AIM OF THE EXERCISE:
Please copy every record below exactly and leave out the pictures.

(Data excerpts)

****************

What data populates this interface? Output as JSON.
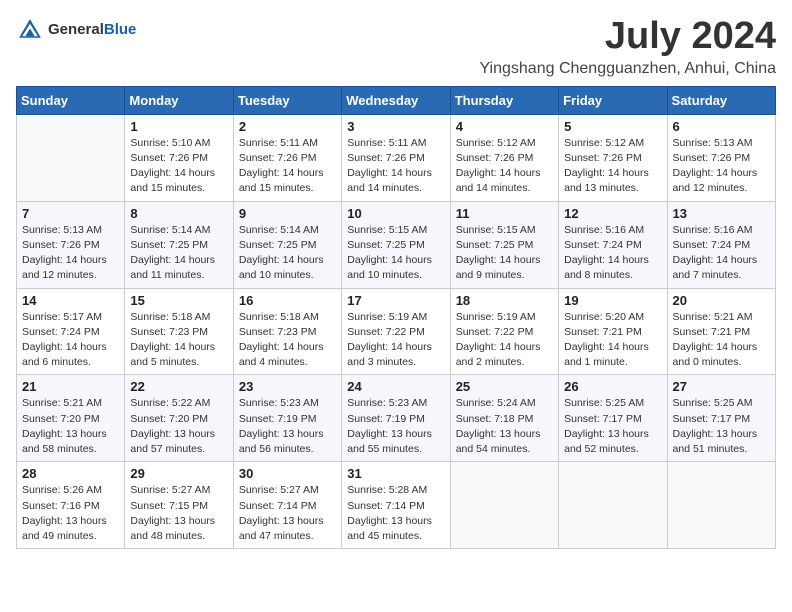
{
  "header": {
    "logo_general": "General",
    "logo_blue": "Blue",
    "month_year": "July 2024",
    "location": "Yingshang Chengguanzhen, Anhui, China"
  },
  "weekdays": [
    "Sunday",
    "Monday",
    "Tuesday",
    "Wednesday",
    "Thursday",
    "Friday",
    "Saturday"
  ],
  "weeks": [
    [
      {
        "day": "",
        "info": ""
      },
      {
        "day": "1",
        "info": "Sunrise: 5:10 AM\nSunset: 7:26 PM\nDaylight: 14 hours\nand 15 minutes."
      },
      {
        "day": "2",
        "info": "Sunrise: 5:11 AM\nSunset: 7:26 PM\nDaylight: 14 hours\nand 15 minutes."
      },
      {
        "day": "3",
        "info": "Sunrise: 5:11 AM\nSunset: 7:26 PM\nDaylight: 14 hours\nand 14 minutes."
      },
      {
        "day": "4",
        "info": "Sunrise: 5:12 AM\nSunset: 7:26 PM\nDaylight: 14 hours\nand 14 minutes."
      },
      {
        "day": "5",
        "info": "Sunrise: 5:12 AM\nSunset: 7:26 PM\nDaylight: 14 hours\nand 13 minutes."
      },
      {
        "day": "6",
        "info": "Sunrise: 5:13 AM\nSunset: 7:26 PM\nDaylight: 14 hours\nand 12 minutes."
      }
    ],
    [
      {
        "day": "7",
        "info": "Sunrise: 5:13 AM\nSunset: 7:26 PM\nDaylight: 14 hours\nand 12 minutes."
      },
      {
        "day": "8",
        "info": "Sunrise: 5:14 AM\nSunset: 7:25 PM\nDaylight: 14 hours\nand 11 minutes."
      },
      {
        "day": "9",
        "info": "Sunrise: 5:14 AM\nSunset: 7:25 PM\nDaylight: 14 hours\nand 10 minutes."
      },
      {
        "day": "10",
        "info": "Sunrise: 5:15 AM\nSunset: 7:25 PM\nDaylight: 14 hours\nand 10 minutes."
      },
      {
        "day": "11",
        "info": "Sunrise: 5:15 AM\nSunset: 7:25 PM\nDaylight: 14 hours\nand 9 minutes."
      },
      {
        "day": "12",
        "info": "Sunrise: 5:16 AM\nSunset: 7:24 PM\nDaylight: 14 hours\nand 8 minutes."
      },
      {
        "day": "13",
        "info": "Sunrise: 5:16 AM\nSunset: 7:24 PM\nDaylight: 14 hours\nand 7 minutes."
      }
    ],
    [
      {
        "day": "14",
        "info": "Sunrise: 5:17 AM\nSunset: 7:24 PM\nDaylight: 14 hours\nand 6 minutes."
      },
      {
        "day": "15",
        "info": "Sunrise: 5:18 AM\nSunset: 7:23 PM\nDaylight: 14 hours\nand 5 minutes."
      },
      {
        "day": "16",
        "info": "Sunrise: 5:18 AM\nSunset: 7:23 PM\nDaylight: 14 hours\nand 4 minutes."
      },
      {
        "day": "17",
        "info": "Sunrise: 5:19 AM\nSunset: 7:22 PM\nDaylight: 14 hours\nand 3 minutes."
      },
      {
        "day": "18",
        "info": "Sunrise: 5:19 AM\nSunset: 7:22 PM\nDaylight: 14 hours\nand 2 minutes."
      },
      {
        "day": "19",
        "info": "Sunrise: 5:20 AM\nSunset: 7:21 PM\nDaylight: 14 hours\nand 1 minute."
      },
      {
        "day": "20",
        "info": "Sunrise: 5:21 AM\nSunset: 7:21 PM\nDaylight: 14 hours\nand 0 minutes."
      }
    ],
    [
      {
        "day": "21",
        "info": "Sunrise: 5:21 AM\nSunset: 7:20 PM\nDaylight: 13 hours\nand 58 minutes."
      },
      {
        "day": "22",
        "info": "Sunrise: 5:22 AM\nSunset: 7:20 PM\nDaylight: 13 hours\nand 57 minutes."
      },
      {
        "day": "23",
        "info": "Sunrise: 5:23 AM\nSunset: 7:19 PM\nDaylight: 13 hours\nand 56 minutes."
      },
      {
        "day": "24",
        "info": "Sunrise: 5:23 AM\nSunset: 7:19 PM\nDaylight: 13 hours\nand 55 minutes."
      },
      {
        "day": "25",
        "info": "Sunrise: 5:24 AM\nSunset: 7:18 PM\nDaylight: 13 hours\nand 54 minutes."
      },
      {
        "day": "26",
        "info": "Sunrise: 5:25 AM\nSunset: 7:17 PM\nDaylight: 13 hours\nand 52 minutes."
      },
      {
        "day": "27",
        "info": "Sunrise: 5:25 AM\nSunset: 7:17 PM\nDaylight: 13 hours\nand 51 minutes."
      }
    ],
    [
      {
        "day": "28",
        "info": "Sunrise: 5:26 AM\nSunset: 7:16 PM\nDaylight: 13 hours\nand 49 minutes."
      },
      {
        "day": "29",
        "info": "Sunrise: 5:27 AM\nSunset: 7:15 PM\nDaylight: 13 hours\nand 48 minutes."
      },
      {
        "day": "30",
        "info": "Sunrise: 5:27 AM\nSunset: 7:14 PM\nDaylight: 13 hours\nand 47 minutes."
      },
      {
        "day": "31",
        "info": "Sunrise: 5:28 AM\nSunset: 7:14 PM\nDaylight: 13 hours\nand 45 minutes."
      },
      {
        "day": "",
        "info": ""
      },
      {
        "day": "",
        "info": ""
      },
      {
        "day": "",
        "info": ""
      }
    ]
  ]
}
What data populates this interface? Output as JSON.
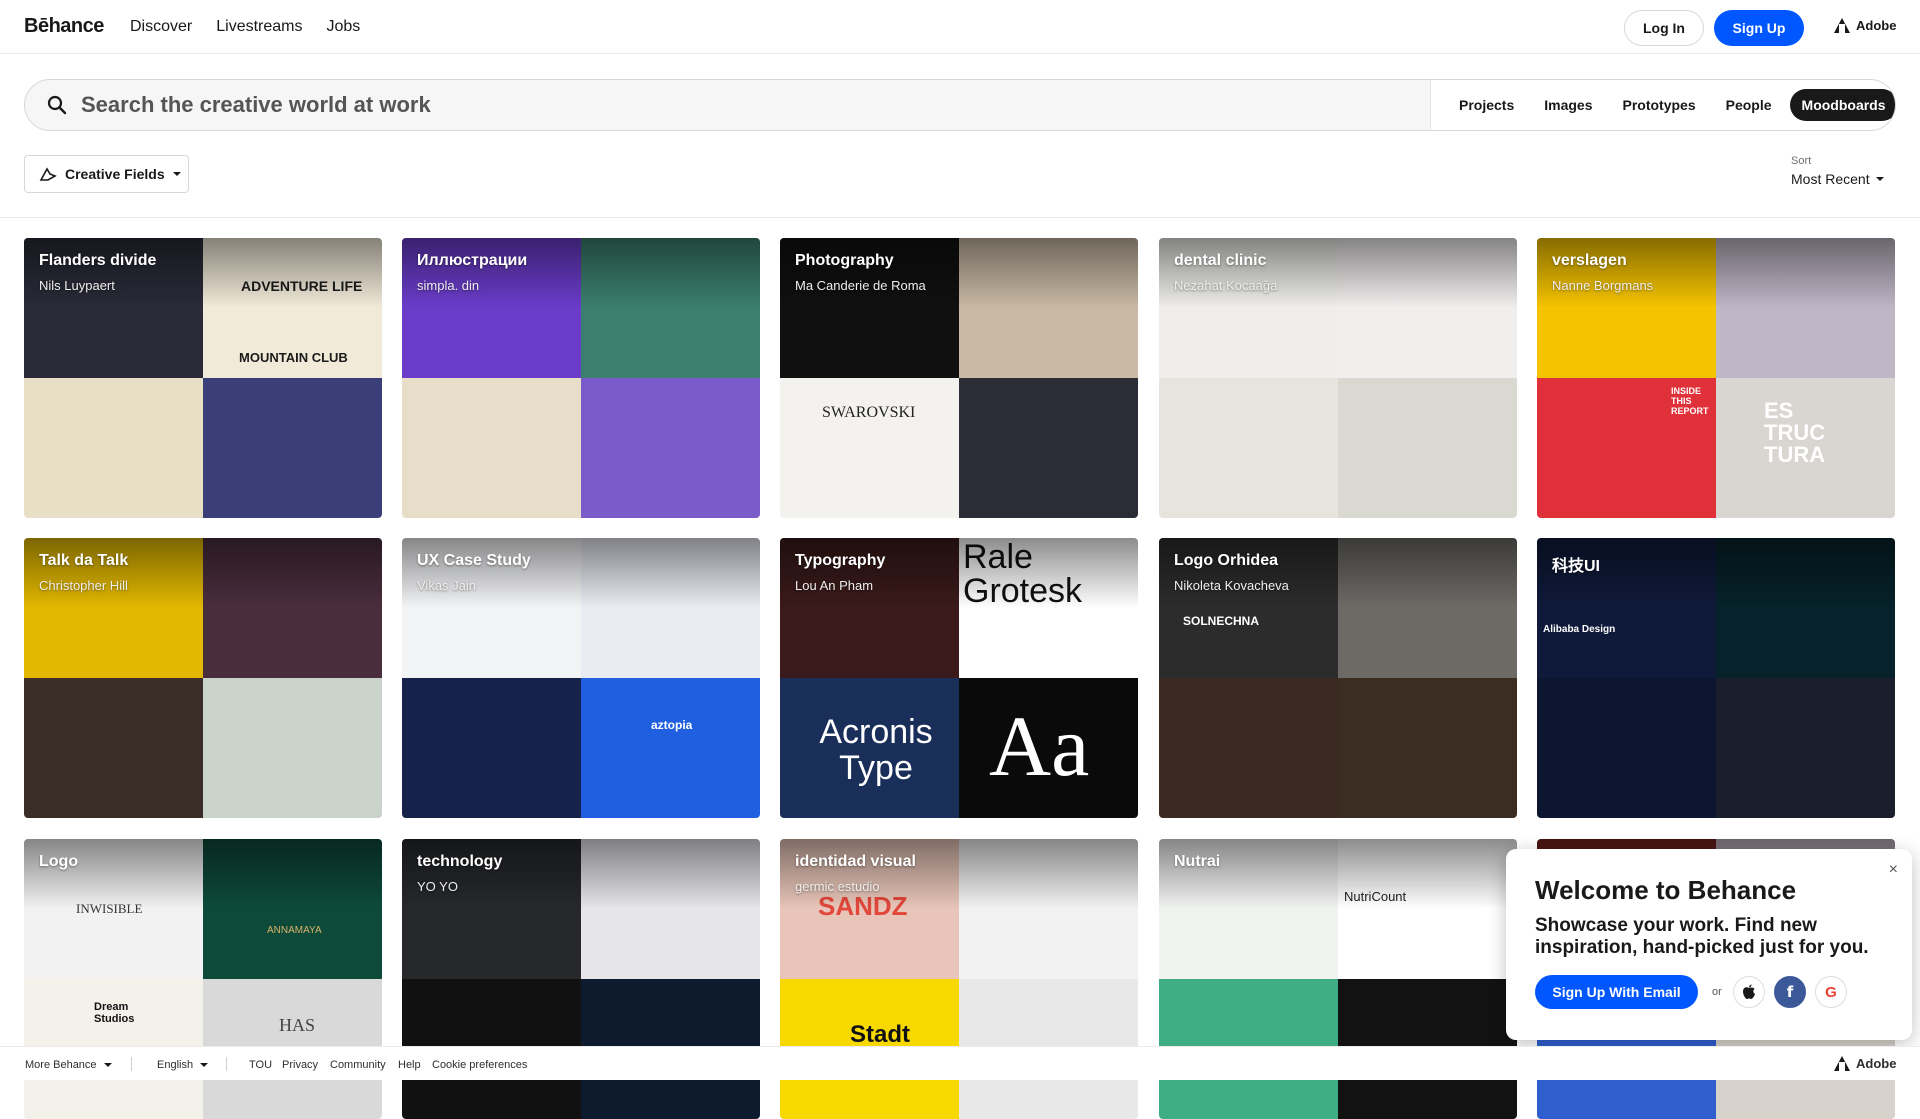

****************

ANSWER SECTION:
What data populates this interface? Output as JSON.
{
  "header": {
    "logo_general": "General",
    "logo_blue": "Blue",
    "month_year": "July 2024",
    "location": "Yingshang Chengguanzhen, Anhui, China"
  },
  "weekdays": [
    "Sunday",
    "Monday",
    "Tuesday",
    "Wednesday",
    "Thursday",
    "Friday",
    "Saturday"
  ],
  "weeks": [
    [
      {
        "day": "",
        "info": ""
      },
      {
        "day": "1",
        "info": "Sunrise: 5:10 AM\nSunset: 7:26 PM\nDaylight: 14 hours\nand 15 minutes."
      },
      {
        "day": "2",
        "info": "Sunrise: 5:11 AM\nSunset: 7:26 PM\nDaylight: 14 hours\nand 15 minutes."
      },
      {
        "day": "3",
        "info": "Sunrise: 5:11 AM\nSunset: 7:26 PM\nDaylight: 14 hours\nand 14 minutes."
      },
      {
        "day": "4",
        "info": "Sunrise: 5:12 AM\nSunset: 7:26 PM\nDaylight: 14 hours\nand 14 minutes."
      },
      {
        "day": "5",
        "info": "Sunrise: 5:12 AM\nSunset: 7:26 PM\nDaylight: 14 hours\nand 13 minutes."
      },
      {
        "day": "6",
        "info": "Sunrise: 5:13 AM\nSunset: 7:26 PM\nDaylight: 14 hours\nand 12 minutes."
      }
    ],
    [
      {
        "day": "7",
        "info": "Sunrise: 5:13 AM\nSunset: 7:26 PM\nDaylight: 14 hours\nand 12 minutes."
      },
      {
        "day": "8",
        "info": "Sunrise: 5:14 AM\nSunset: 7:25 PM\nDaylight: 14 hours\nand 11 minutes."
      },
      {
        "day": "9",
        "info": "Sunrise: 5:14 AM\nSunset: 7:25 PM\nDaylight: 14 hours\nand 10 minutes."
      },
      {
        "day": "10",
        "info": "Sunrise: 5:15 AM\nSunset: 7:25 PM\nDaylight: 14 hours\nand 10 minutes."
      },
      {
        "day": "11",
        "info": "Sunrise: 5:15 AM\nSunset: 7:25 PM\nDaylight: 14 hours\nand 9 minutes."
      },
      {
        "day": "12",
        "info": "Sunrise: 5:16 AM\nSunset: 7:24 PM\nDaylight: 14 hours\nand 8 minutes."
      },
      {
        "day": "13",
        "info": "Sunrise: 5:16 AM\nSunset: 7:24 PM\nDaylight: 14 hours\nand 7 minutes."
      }
    ],
    [
      {
        "day": "14",
        "info": "Sunrise: 5:17 AM\nSunset: 7:24 PM\nDaylight: 14 hours\nand 6 minutes."
      },
      {
        "day": "15",
        "info": "Sunrise: 5:18 AM\nSunset: 7:23 PM\nDaylight: 14 hours\nand 5 minutes."
      },
      {
        "day": "16",
        "info": "Sunrise: 5:18 AM\nSunset: 7:23 PM\nDaylight: 14 hours\nand 4 minutes."
      },
      {
        "day": "17",
        "info": "Sunrise: 5:19 AM\nSunset: 7:22 PM\nDaylight: 14 hours\nand 3 minutes."
      },
      {
        "day": "18",
        "info": "Sunrise: 5:19 AM\nSunset: 7:22 PM\nDaylight: 14 hours\nand 2 minutes."
      },
      {
        "day": "19",
        "info": "Sunrise: 5:20 AM\nSunset: 7:21 PM\nDaylight: 14 hours\nand 1 minute."
      },
      {
        "day": "20",
        "info": "Sunrise: 5:21 AM\nSunset: 7:21 PM\nDaylight: 14 hours\nand 0 minutes."
      }
    ],
    [
      {
        "day": "21",
        "info": "Sunrise: 5:21 AM\nSunset: 7:20 PM\nDaylight: 13 hours\nand 58 minutes."
      },
      {
        "day": "22",
        "info": "Sunrise: 5:22 AM\nSunset: 7:20 PM\nDaylight: 13 hours\nand 57 minutes."
      },
      {
        "day": "23",
        "info": "Sunrise: 5:23 AM\nSunset: 7:19 PM\nDaylight: 13 hours\nand 56 minutes."
      },
      {
        "day": "24",
        "info": "Sunrise: 5:23 AM\nSunset: 7:19 PM\nDaylight: 13 hours\nand 55 minutes."
      },
      {
        "day": "25",
        "info": "Sunrise: 5:24 AM\nSunset: 7:18 PM\nDaylight: 13 hours\nand 54 minutes."
      },
      {
        "day": "26",
        "info": "Sunrise: 5:25 AM\nSunset: 7:17 PM\nDaylight: 13 hours\nand 52 minutes."
      },
      {
        "day": "27",
        "info": "Sunrise: 5:25 AM\nSunset: 7:17 PM\nDaylight: 13 hours\nand 51 minutes."
      }
    ],
    [
      {
        "day": "28",
        "info": "Sunrise: 5:26 AM\nSunset: 7:16 PM\nDaylight: 13 hours\nand 49 minutes."
      },
      {
        "day": "29",
        "info": "Sunrise: 5:27 AM\nSunset: 7:15 PM\nDaylight: 13 hours\nand 48 minutes."
      },
      {
        "day": "30",
        "info": "Sunrise: 5:27 AM\nSunset: 7:14 PM\nDaylight: 13 hours\nand 47 minutes."
      },
      {
        "day": "31",
        "info": "Sunrise: 5:28 AM\nSunset: 7:14 PM\nDaylight: 13 hours\nand 45 minutes."
      },
      {
        "day": "",
        "info": ""
      },
      {
        "day": "",
        "info": ""
      },
      {
        "day": "",
        "info": ""
      }
    ]
  ]
}
What data populates this interface? Output as JSON.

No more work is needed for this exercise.